The office will be a base for action with Quakers in the north of England, with space for national committee meetings and events in the meeting house next door.
[Picture: Deputy Recording Clerk Juliet Prager settles into the new Leeds Hub]
How organisations keep people safe has received scrutiny over the last year. We engaged an external safeguarding agency to review our historic cases, which concluded that there were no high-risk cases needing further investigation. We have adopted a new secure safeguarding database. We aim to ensure that all safeguarding incidents and concerns are logged on this single system.
We launched new model documents for Quaker area meetings, whose trustees are responsible for safeguarding in local meetings. These are already being adopted in many area meetings, and we are encouraging them to renew their safeguarding policies by the end of 2022. We will provide clarification and support where it is needed.
Our trustees have adopted a substantially revised BYM Safeguarding Policy and a new Online Safeguarding Policy. The new Safeguarding Officer is helping us to develop our safeguarding practice as well as supporting area meeting safeguarding coordinators. Area meetings can access specialist advice and training from the independent Christian safeguarding charity, Thirtyone:eight.

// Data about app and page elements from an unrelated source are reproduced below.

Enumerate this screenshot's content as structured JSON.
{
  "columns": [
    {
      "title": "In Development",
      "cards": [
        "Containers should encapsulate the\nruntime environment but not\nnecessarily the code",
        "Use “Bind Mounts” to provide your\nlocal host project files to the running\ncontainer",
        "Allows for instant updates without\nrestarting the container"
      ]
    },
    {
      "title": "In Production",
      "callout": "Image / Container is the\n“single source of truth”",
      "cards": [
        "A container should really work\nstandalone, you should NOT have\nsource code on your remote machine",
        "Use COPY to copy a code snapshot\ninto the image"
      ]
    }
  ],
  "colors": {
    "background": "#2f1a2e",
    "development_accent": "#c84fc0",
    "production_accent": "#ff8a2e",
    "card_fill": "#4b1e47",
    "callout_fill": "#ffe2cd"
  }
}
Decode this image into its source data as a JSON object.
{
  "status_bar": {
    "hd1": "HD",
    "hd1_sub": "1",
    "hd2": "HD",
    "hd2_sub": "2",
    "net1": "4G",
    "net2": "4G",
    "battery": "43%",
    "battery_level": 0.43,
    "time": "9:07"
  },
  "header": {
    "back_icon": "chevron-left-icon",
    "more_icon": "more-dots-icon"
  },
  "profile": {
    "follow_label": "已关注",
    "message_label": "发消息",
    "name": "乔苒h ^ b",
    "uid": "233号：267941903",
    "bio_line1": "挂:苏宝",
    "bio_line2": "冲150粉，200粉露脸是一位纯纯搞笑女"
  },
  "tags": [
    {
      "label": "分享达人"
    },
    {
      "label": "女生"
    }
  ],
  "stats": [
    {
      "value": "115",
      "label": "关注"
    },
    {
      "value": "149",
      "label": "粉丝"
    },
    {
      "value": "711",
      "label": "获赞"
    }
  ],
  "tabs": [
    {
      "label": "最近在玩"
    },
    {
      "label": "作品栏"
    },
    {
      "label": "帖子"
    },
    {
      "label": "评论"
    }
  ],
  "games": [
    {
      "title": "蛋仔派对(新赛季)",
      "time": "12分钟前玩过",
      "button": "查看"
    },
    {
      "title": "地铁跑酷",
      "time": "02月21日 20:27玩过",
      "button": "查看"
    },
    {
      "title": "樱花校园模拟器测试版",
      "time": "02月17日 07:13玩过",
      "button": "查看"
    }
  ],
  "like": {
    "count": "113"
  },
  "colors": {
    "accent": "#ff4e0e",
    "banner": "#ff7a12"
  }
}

[Picture: A children's session at Yearly Meeting 2018 – Mike Pinches]
Supporting Quaker work gives us the means and the profile to make a real impact, as a thriving faith community working nationally and internationally for peace, justice, equality and sustainability.
To find out how to support this work with a gift visit our website:
In 2020 gifts in wills were especially important for BYM and supported our work during a year of great uncertainty. The generosity and deep values of Friends who came before are very much by our side. They put their faith into action for a sustainable and peaceful world.
If you would like to give the gift of equality, peace, truth, justice and simplicity to the next generation of Quakers, please visit www.quaker.org.uk/legacy.
“I give because I deeply value the Quaker mix of encouragement for spiritual exploration, work for social justice and equality and environmental concern. Britain Yearly Meeting is us: it both organises our wider contribution to society and nourishes our grass roots.”
Margaret Laurie, Quaker
[Picture by Poppy McGee]
Moving forwards with your support
Despite the uncertainty of the world around us, our vision for thriving Quaker communities and a sustainable and peaceful world remains clear.
Restrictions haven't stopped the work, witness and worship that strengthens and empowers our community.